_TASK BRIEF_
Could you copy the data that follows exactly as written, but drop the pictures?

···

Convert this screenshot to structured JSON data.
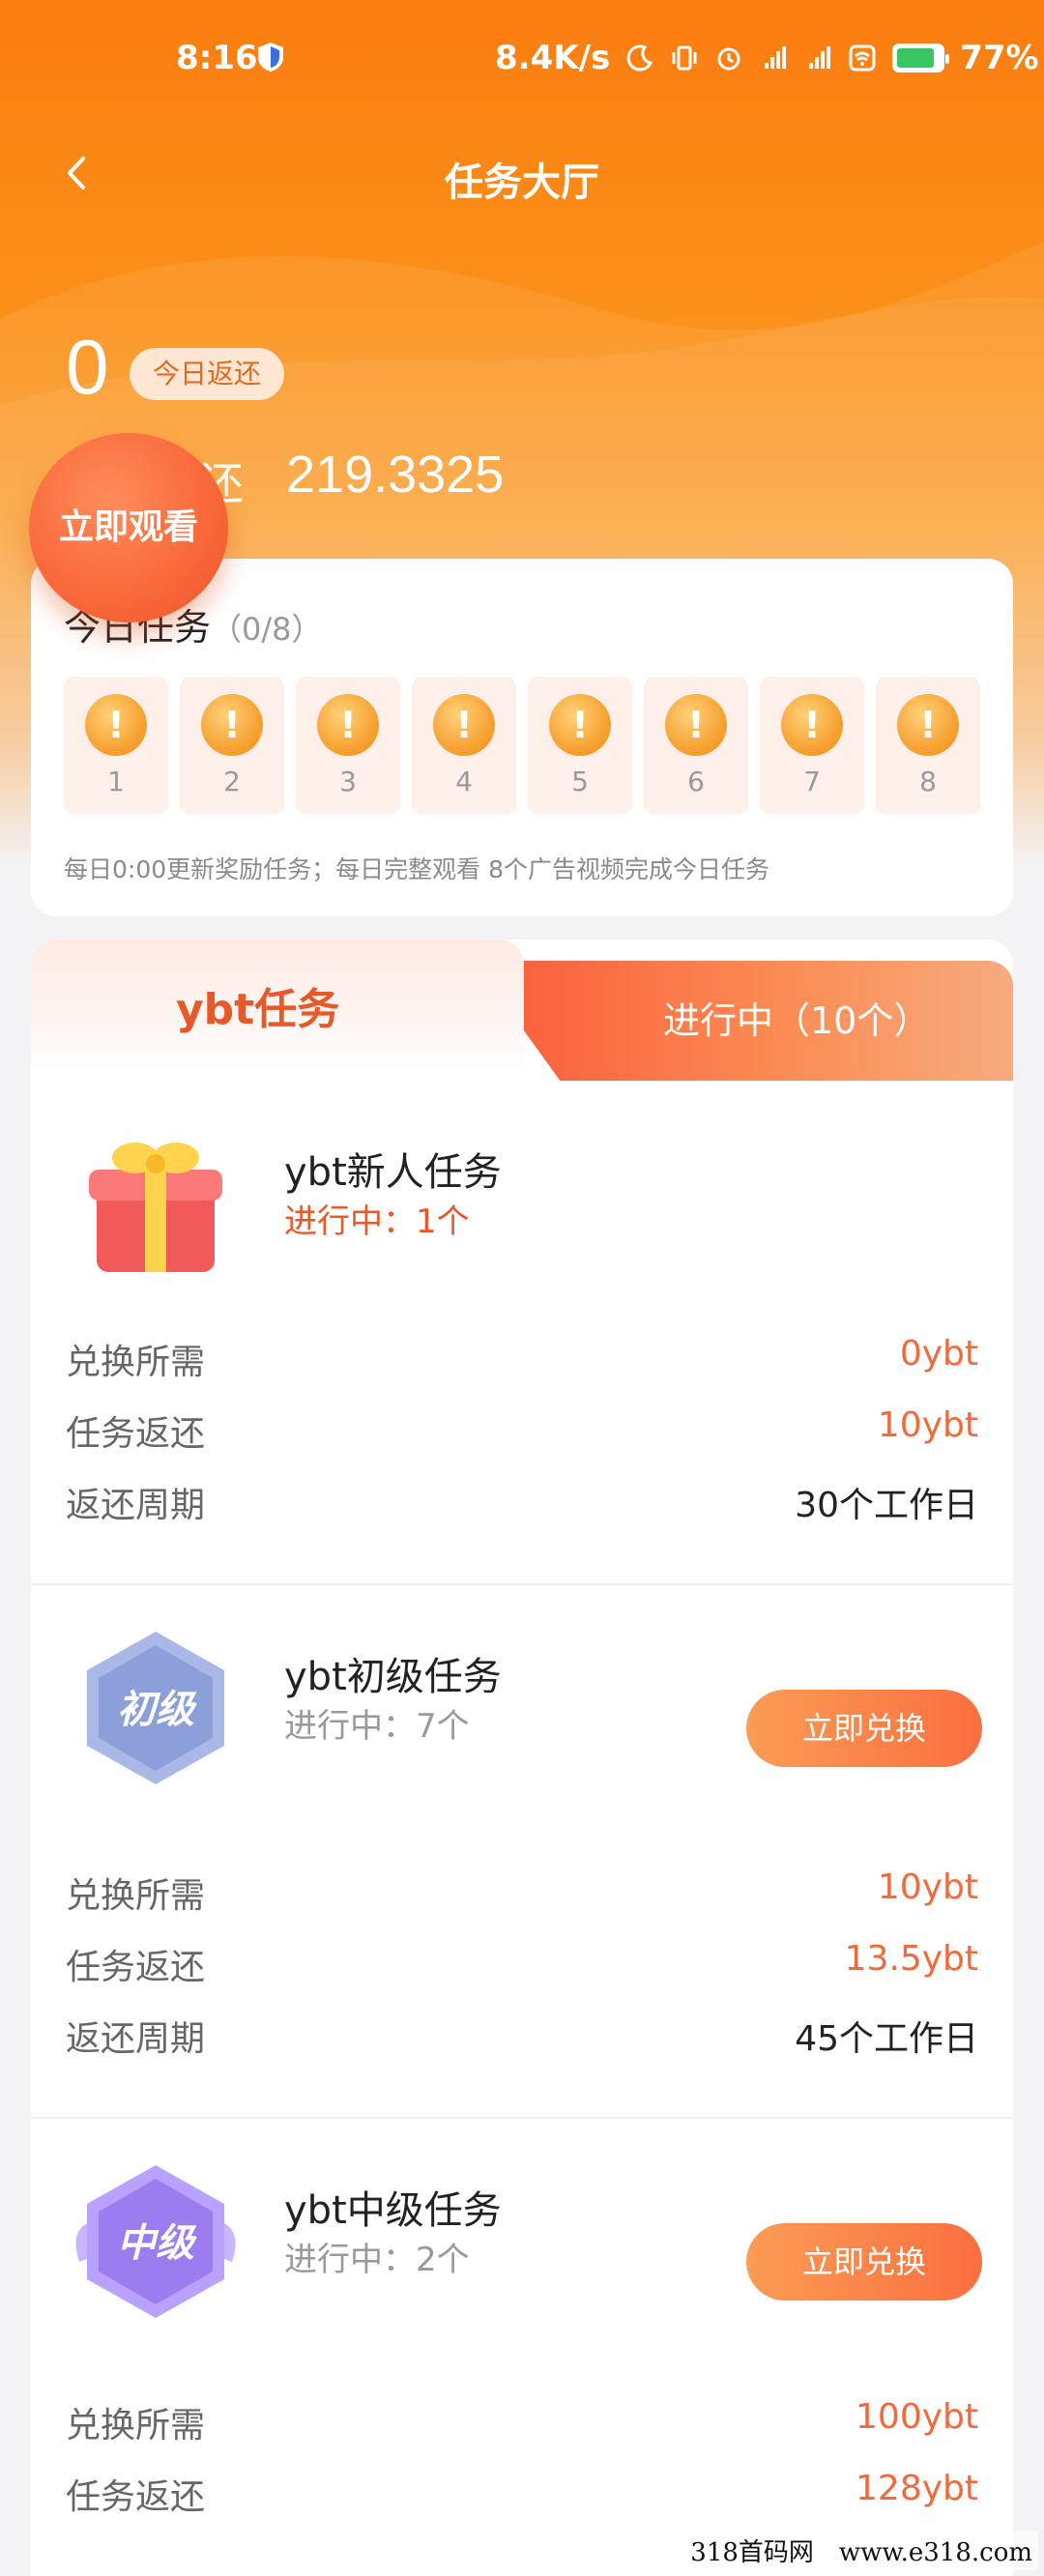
{
  "status_bar": {
    "time": "8:16",
    "speed": "8.4K/s",
    "battery": "77%",
    "icons": [
      "shield-icon",
      "moon-icon",
      "vibrate-icon",
      "alarm-icon",
      "signal-hd-icon",
      "signal-hd-icon",
      "wifi-icon",
      "battery-icon"
    ]
  },
  "header": {
    "title": "任务大厅",
    "back_icon": "chevron-left-icon"
  },
  "summary": {
    "today_amount": "0",
    "today_label": "今日返还",
    "total_label": "累计返还",
    "total_value": "219.3325"
  },
  "watch_button": "立即观看",
  "daily_tasks": {
    "title": "今日任务",
    "count": "（0/8）",
    "items": [
      "1",
      "2",
      "3",
      "4",
      "5",
      "6",
      "7",
      "8"
    ],
    "note": "每日0:00更新奖励任务；每日完整观看 8个广告视频完成今日任务"
  },
  "tabs": {
    "left": "ybt任务",
    "right": "进行中（10个）"
  },
  "tasks": [
    {
      "name": "ybt新人任务",
      "status": "进行中：1个",
      "badge": "gift-icon",
      "rows": [
        {
          "k": "兑换所需",
          "v": "0ybt"
        },
        {
          "k": "任务返还",
          "v": "10ybt"
        },
        {
          "k": "返还周期",
          "v": "30个工作日"
        }
      ]
    },
    {
      "name": "ybt初级任务",
      "status": "进行中：7个",
      "badge_text": "初级",
      "button": "立即兑换",
      "rows": [
        {
          "k": "兑换所需",
          "v": "10ybt"
        },
        {
          "k": "任务返还",
          "v": "13.5ybt"
        },
        {
          "k": "返还周期",
          "v": "45个工作日"
        }
      ]
    },
    {
      "name": "ybt中级任务",
      "status": "进行中：2个",
      "badge_text": "中级",
      "button": "立即兑换",
      "rows": [
        {
          "k": "兑换所需",
          "v": "100ybt"
        },
        {
          "k": "任务返还",
          "v": "128ybt"
        }
      ]
    }
  ],
  "watermark": "318首码网　www.e318.com",
  "colors": {
    "brand_orange": "#fb7d10",
    "accent": "#f06a3c",
    "badge_blue": "#8c9fd8",
    "badge_purple": "#9b7df0"
  }
}
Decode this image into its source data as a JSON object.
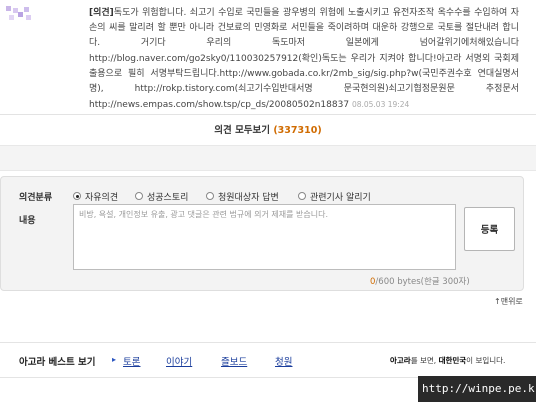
{
  "post": {
    "tag": "[의견]",
    "body": "독도가 위험합니다. 쇠고기 수입로 국민들을 광우병의 위험에 노출시키고 유전자조작 옥수수를 수입하여 자손의 씨를 말리려 할 뿐만 아니라 건보료의 민영화로 서민들을 죽이려하며 대운하 강행으로 국토를 절단내려 합니다. 거기다 우리의 독도마저 일본에게 넘어갈위기에처해있습니다 http://blog.naver.com/go2sky0/110030257912(확인)독도는 우리가 지켜야 합니다!아고라 서명외 국회제출용으로 필히 서명부탁드립니다.http://www.gobada.co.kr/2mb_sig/sig.php?w(국민주권수호 연대실명서명), http://rokp.tistory.com(쇠고기수입반대서명 문국현의원)쇠고기협정문원문 추정문서http://news.empas.com/show.tsp/cp_ds/20080502n18837",
    "date": "08.05.03 19:24"
  },
  "viewall": {
    "label": "의견 모두보기",
    "count": "(337310)"
  },
  "form": {
    "category_label": "의견분류",
    "content_label": "내용",
    "options": [
      "자유의견",
      "성공스토리",
      "청원대상자 답변",
      "관련기사 알리기"
    ],
    "selected": "자유의견",
    "placeholder": "비방, 욕설, 개인정보 유출, 광고 댓글은 관련 법규에 의거 제재를 받습니다.",
    "submit": "등록",
    "counter_current": "0",
    "counter_total": "/600 bytes(한글 300자)"
  },
  "top_link": "↑맨위로",
  "best": {
    "title": "아고라 베스트 보기",
    "links": [
      "토론",
      "이야기",
      "즐보드",
      "청원"
    ]
  },
  "slogan": {
    "pre": "아고라",
    "mid": "를 보면, ",
    "strong": "대한민국",
    "post": "이 보입니다."
  },
  "watermark": "http://winpe.pe.kr",
  "colors": {
    "accent": "#d06b00",
    "link": "#1a3d9c"
  }
}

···

_WRITTEN ANSWER_
Convert this screenshot to structured JSON data.
{
  "status_bar": {
    "time": "8:16",
    "speed": "8.4K/s",
    "battery": "77%",
    "icons": [
      "shield-icon",
      "moon-icon",
      "vibrate-icon",
      "alarm-icon",
      "signal-hd-icon",
      "signal-hd-icon",
      "wifi-icon",
      "battery-icon"
    ]
  },
  "header": {
    "title": "任务大厅",
    "back_icon": "chevron-left-icon"
  },
  "summary": {
    "today_amount": "0",
    "today_label": "今日返还",
    "total_label": "累计返还",
    "total_value": "219.3325"
  },
  "watch_button": "立即观看",
  "daily_tasks": {
    "title": "今日任务",
    "count": "（0/8）",
    "items": [
      "1",
      "2",
      "3",
      "4",
      "5",
      "6",
      "7",
      "8"
    ],
    "note": "每日0:00更新奖励任务；每日完整观看 8个广告视频完成今日任务"
  },
  "tabs": {
    "left": "ybt任务",
    "right": "进行中（10个）"
  },
  "tasks": [
    {
      "name": "ybt新人任务",
      "status": "进行中：1个",
      "badge": "gift-icon",
      "rows": [
        {
          "k": "兑换所需",
          "v": "0ybt"
        },
        {
          "k": "任务返还",
          "v": "10ybt"
        },
        {
          "k": "返还周期",
          "v": "30个工作日"
        }
      ]
    },
    {
      "name": "ybt初级任务",
      "status": "进行中：7个",
      "badge_text": "初级",
      "button": "立即兑换",
      "rows": [
        {
          "k": "兑换所需",
          "v": "10ybt"
        },
        {
          "k": "任务返还",
          "v": "13.5ybt"
        },
        {
          "k": "返还周期",
          "v": "45个工作日"
        }
      ]
    },
    {
      "name": "ybt中级任务",
      "status": "进行中：2个",
      "badge_text": "中级",
      "button": "立即兑换",
      "rows": [
        {
          "k": "兑换所需",
          "v": "100ybt"
        },
        {
          "k": "任务返还",
          "v": "128ybt"
        }
      ]
    }
  ],
  "watermark": "318首码网　www.e318.com",
  "colors": {
    "brand_orange": "#fb7d10",
    "accent": "#f06a3c",
    "badge_blue": "#8c9fd8",
    "badge_purple": "#9b7df0"
  }
}
Decode this image into its source data as a JSON object.
{
  "post": {
    "tag": "[의견]",
    "body": "독도가 위험합니다. 쇠고기 수입로 국민들을 광우병의 위험에 노출시키고 유전자조작 옥수수를 수입하여 자손의 씨를 말리려 할 뿐만 아니라 건보료의 민영화로 서민들을 죽이려하며 대운하 강행으로 국토를 절단내려 합니다. 거기다 우리의 독도마저 일본에게 넘어갈위기에처해있습니다 http://blog.naver.com/go2sky0/110030257912(확인)독도는 우리가 지켜야 합니다!아고라 서명외 국회제출용으로 필히 서명부탁드립니다.http://www.gobada.co.kr/2mb_sig/sig.php?w(국민주권수호 연대실명서명), http://rokp.tistory.com(쇠고기수입반대서명 문국현의원)쇠고기협정문원문 추정문서http://news.empas.com/show.tsp/cp_ds/20080502n18837",
    "date": "08.05.03 19:24"
  },
  "viewall": {
    "label": "의견 모두보기",
    "count": "(337310)"
  },
  "form": {
    "category_label": "의견분류",
    "content_label": "내용",
    "options": [
      "자유의견",
      "성공스토리",
      "청원대상자 답변",
      "관련기사 알리기"
    ],
    "selected": "자유의견",
    "placeholder": "비방, 욕설, 개인정보 유출, 광고 댓글은 관련 법규에 의거 제재를 받습니다.",
    "submit": "등록",
    "counter_current": "0",
    "counter_total": "/600 bytes(한글 300자)"
  },
  "top_link": "↑맨위로",
  "best": {
    "title": "아고라 베스트 보기",
    "links": [
      "토론",
      "이야기",
      "즐보드",
      "청원"
    ]
  },
  "slogan": {
    "pre": "아고라",
    "mid": "를 보면, ",
    "strong": "대한민국",
    "post": "이 보입니다."
  },
  "watermark": "http://winpe.pe.kr",
  "colors": {
    "accent": "#d06b00",
    "link": "#1a3d9c"
  }
}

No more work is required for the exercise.